My intention was to include an anecdote about my 18th birthday in this entry, but I checked some dates and my sense of time is slightly off. So that anecdote will have to wait.
BLACKstreet is best known for the #1 pop smash “No Diggity”, a fun enough song which definitely is not the best thing they recorded. “Before I Let You Go” is a sterling ballad that’s one of the best slow jams of the ‘90s. It definitely follows the Boyz II Men Neo-doo wop approach, but also includes digitally manipulated harmony vocals courtesy of Teddy Riley’s vocoder. A little of the past, a little of the (I swear, this was not meant to be a T.R./Guy pun*) future. It was a top ten pop hit at the end of ‘94, although I bet many of you reading would be hard pressed to remember it. I think “Before I Let You Go” was one of those songs whose crossover success was almost exclusively powered by sales and urban radio**.
“Before I Let You Go” was co-written by Leon Sylvers III, who’d changed the sound of Black music a decade and a half before with his productions for Shalamar, The Whispers, Gladys Knight & The Pips and more. I believe Sylvers’ presence added a maturity to the lyrics that wouldn’t have been present otherwise***. I also believe BLACKstreet’s best lineup featured Dave Hollister on lead vocals, which he handles here. Hollister split shortly after this song was a hit, the second in a series of defections/replacements that ultimately doomed the band commercially (no identity if the lineup kept changing) and chemistry-wise (BLACKstreet split up for the first of several times in the early ‘00s.)
Summary: classic slow-jam that bridges genres (or at least bridges periods in soul music), fantastic vocals by Dave Hollister, great behind-the-boards/composition work between two of the best writer/producers of all time (Teddy Riley and Leon Sylvers III), one of the videos that defined my two year infatuation with MTV.
Uh, and one questionable lyric where Hollister might sing “true love is so hard to find/and it’s right between your legs and mine”. On televised performances, he sang “lips”, but my ears tell me otherwise on the studio version. Or I may just be a fuckin’ pervert. All possible.
*-”The Future” was the name of the second album by Riley’s previous group, Guy. It was also the name of Riley’s production company, briefly.
**Super music nerdy tidbit : At the end of 1991, Billboard changed its singles chart methodology to include real point-of-sale data from record stores using a new technology called Soundscan. So, every time someone bought a cassette or CD single (I think 45s were gone by this point), that was submitted to a database which collected the info and spat out a sales chart which (more or less) reflected actual sales as opposed to relying on easy-to-bribe record store clerks or buyers to submit info over the phone.

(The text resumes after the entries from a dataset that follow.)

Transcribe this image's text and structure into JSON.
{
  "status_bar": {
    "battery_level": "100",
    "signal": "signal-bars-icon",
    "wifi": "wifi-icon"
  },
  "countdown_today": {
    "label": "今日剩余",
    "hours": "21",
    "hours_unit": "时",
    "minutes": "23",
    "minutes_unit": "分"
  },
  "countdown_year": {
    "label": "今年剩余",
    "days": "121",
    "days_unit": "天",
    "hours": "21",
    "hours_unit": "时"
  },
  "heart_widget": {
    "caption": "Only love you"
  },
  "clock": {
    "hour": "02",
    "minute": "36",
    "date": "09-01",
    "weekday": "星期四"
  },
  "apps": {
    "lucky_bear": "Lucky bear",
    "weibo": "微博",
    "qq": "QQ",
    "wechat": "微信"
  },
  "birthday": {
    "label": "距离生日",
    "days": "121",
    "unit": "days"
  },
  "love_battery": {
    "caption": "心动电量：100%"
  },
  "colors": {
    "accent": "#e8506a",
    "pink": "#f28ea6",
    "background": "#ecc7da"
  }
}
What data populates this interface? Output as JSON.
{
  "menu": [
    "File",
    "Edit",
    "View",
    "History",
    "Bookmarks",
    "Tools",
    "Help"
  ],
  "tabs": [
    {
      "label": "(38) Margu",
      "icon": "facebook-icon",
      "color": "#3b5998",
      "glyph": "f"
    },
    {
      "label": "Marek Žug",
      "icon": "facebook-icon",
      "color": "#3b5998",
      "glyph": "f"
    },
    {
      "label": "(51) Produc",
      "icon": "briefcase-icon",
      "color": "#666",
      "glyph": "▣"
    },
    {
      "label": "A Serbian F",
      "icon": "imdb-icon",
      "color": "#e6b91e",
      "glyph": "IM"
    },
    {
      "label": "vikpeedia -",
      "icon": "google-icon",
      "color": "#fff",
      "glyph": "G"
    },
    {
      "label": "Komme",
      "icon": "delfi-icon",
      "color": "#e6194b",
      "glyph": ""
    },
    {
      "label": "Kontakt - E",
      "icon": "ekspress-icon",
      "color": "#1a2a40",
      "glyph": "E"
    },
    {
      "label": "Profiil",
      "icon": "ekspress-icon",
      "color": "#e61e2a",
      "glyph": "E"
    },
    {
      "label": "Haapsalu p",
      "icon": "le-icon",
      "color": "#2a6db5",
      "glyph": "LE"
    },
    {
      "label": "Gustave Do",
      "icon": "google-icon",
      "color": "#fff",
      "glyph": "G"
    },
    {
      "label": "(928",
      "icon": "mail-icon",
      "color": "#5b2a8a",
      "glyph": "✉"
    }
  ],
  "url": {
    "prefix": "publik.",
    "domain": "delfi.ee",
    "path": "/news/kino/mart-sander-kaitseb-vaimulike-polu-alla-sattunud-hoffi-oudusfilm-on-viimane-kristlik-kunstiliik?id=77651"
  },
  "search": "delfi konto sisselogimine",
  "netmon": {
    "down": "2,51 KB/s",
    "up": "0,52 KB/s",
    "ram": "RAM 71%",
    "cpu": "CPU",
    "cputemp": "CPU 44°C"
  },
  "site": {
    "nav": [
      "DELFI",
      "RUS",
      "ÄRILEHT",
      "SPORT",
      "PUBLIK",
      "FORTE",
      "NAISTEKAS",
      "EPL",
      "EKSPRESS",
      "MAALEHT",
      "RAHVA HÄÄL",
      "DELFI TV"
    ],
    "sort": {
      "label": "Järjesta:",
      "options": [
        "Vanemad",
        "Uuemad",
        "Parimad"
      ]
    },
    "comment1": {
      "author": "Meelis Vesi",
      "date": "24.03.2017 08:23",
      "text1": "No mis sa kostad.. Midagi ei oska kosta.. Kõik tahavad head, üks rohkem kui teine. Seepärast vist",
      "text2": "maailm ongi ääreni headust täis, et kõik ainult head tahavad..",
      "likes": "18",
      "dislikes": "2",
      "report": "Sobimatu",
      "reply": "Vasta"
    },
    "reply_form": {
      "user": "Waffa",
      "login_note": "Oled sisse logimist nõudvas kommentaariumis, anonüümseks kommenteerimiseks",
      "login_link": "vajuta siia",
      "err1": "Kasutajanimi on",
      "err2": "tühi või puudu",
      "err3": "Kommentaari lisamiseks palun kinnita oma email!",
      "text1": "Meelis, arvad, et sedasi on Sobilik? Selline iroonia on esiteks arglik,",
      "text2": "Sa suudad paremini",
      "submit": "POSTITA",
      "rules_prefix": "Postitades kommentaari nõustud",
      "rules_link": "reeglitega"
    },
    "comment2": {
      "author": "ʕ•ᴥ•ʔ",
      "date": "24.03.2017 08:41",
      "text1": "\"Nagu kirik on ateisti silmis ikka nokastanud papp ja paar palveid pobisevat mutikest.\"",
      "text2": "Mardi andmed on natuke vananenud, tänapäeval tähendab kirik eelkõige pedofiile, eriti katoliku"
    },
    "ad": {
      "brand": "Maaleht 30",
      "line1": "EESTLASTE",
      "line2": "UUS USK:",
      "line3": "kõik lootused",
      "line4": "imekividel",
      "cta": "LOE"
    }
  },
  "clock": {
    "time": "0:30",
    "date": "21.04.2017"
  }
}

This led to more accurate (higher) chart positions for modern rock, R&B and rap acts (and, somewhat oddly, country acts). Shortly after, Billboard added a bunch of urban stations to the Hot 100 radio panel. This is why, from 1992 or so through the early 2000s (when radio deregulation happened), so many R&B songs also charted high on the pop list.
***The other Sylvers/Riley collab I remember from that period was New Kids On The Block’s “Never Let You Go”. I wonder if that and “Before I Let You Go” were written on, like, the same day.